WARNING:¬† Foodie geek about to blather on.¬† But I promise there’s content more than “mmmm, grilled eggplant” and “mmmm, balsalmic strawberries” and “mmmm, grilled Moroccan meatballs.”¬† Really, I promise.
So today my son and I swung by the library a) because it’s Thursday and I thought we could see how long we could sit in storytime (the answer is half of a book and half of a song) and 2) because I had holds in (it’s so convenient to place holds online, but the librarians do sigh as they remove a shelf’s worth of items for me).¬† Today I was especially excited because three cookbooks came in, one of them being Jamie’s Dinners by Jamie Oliver, a.k.a. the Naked Chef.
This is his most recent publication, one that is near and dear to his heart:¬† he has been filming a documentary looking at the food being served in public schools in England, and what he’s discovered hasn’t been pretty.¬† So he decided to do something about it with his Feed Me Better campaign:
Jamie’s School Dinners is all about making radical changes to the school meals system and challenging the junk food culture by showing schools can serve fresh nutritious meals that kids enjoy eating.
What we eat affects everything. Mood, behaviour, health, growth, even our ability to concentrate. A lunch time school meal should provide a growing child with one third of their daily nutritional intake.
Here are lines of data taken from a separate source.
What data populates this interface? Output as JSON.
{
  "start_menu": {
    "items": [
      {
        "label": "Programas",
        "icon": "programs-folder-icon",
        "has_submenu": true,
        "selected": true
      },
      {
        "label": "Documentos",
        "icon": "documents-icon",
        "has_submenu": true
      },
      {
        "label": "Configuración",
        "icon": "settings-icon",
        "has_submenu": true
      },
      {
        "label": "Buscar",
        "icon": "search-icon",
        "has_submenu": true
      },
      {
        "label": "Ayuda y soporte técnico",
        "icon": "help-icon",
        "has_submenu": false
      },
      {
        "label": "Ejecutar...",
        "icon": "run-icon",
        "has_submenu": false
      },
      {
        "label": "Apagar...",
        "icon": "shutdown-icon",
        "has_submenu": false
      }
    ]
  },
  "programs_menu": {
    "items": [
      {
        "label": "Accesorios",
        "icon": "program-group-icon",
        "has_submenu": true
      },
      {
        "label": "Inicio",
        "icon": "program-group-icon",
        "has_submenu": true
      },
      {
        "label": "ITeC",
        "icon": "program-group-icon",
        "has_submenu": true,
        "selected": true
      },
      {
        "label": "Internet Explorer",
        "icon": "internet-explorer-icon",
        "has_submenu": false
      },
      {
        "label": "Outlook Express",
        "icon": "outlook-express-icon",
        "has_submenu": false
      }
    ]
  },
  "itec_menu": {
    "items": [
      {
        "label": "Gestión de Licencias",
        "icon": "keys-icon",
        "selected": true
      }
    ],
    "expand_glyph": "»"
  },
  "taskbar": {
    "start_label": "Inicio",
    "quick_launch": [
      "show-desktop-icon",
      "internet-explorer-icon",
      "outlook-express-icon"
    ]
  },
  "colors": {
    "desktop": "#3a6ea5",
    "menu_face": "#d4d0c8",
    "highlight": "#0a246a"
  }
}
But the processed junk foods served in most school dining halls these days don’t.
The father of two adorable girls (named Poppy Honey and Daisy Boo – I wonder if they’re friends with Apple Martin . . .), he’s been motivated to find create and share recipes that are healthy, tasty, and economical to make for the sake of his daughters’ generation and beyond.¬† His compassion extends to the meals eaten at home with families:¬† “All the major factors that are needed to make a good affordable school lunch also apply to a mindful, clever cook at home.”¬† Many of these recipes have been served at his restaurant Fifteen:¬† “The purpose of Fifteen is to inspire disadvataged young people to believe that they can create for themselves a career in the restaurant business.”¬† He trains people to be chefs and then helps them find employments – 37 people have completed this program, and round 4 is in the works.
Talk about taking your talents and gifts and putting them to work to better the world!¬† His passion and his compassion collided.¬† True, he does make quality money, but he doesn’t spend all of his time on his career as some chefs do.¬† He probably could have been much more of a Food Network personality, but he stepped back to focus on these works.¬† He didn’t have to have any special “social work/non-profit” type training:¬† just his knives and a desire for healthy, simple meals for all.¬† Now that’s a post-modern/emerging foodie if I ever saw one.
What skills and gifts have you been blessed with?¬† How are you called to use those in your daily life for the sake of others?¬† These are questions the whirl in my head on a daily basis, so maybe I can get some answers by hearing your experiences.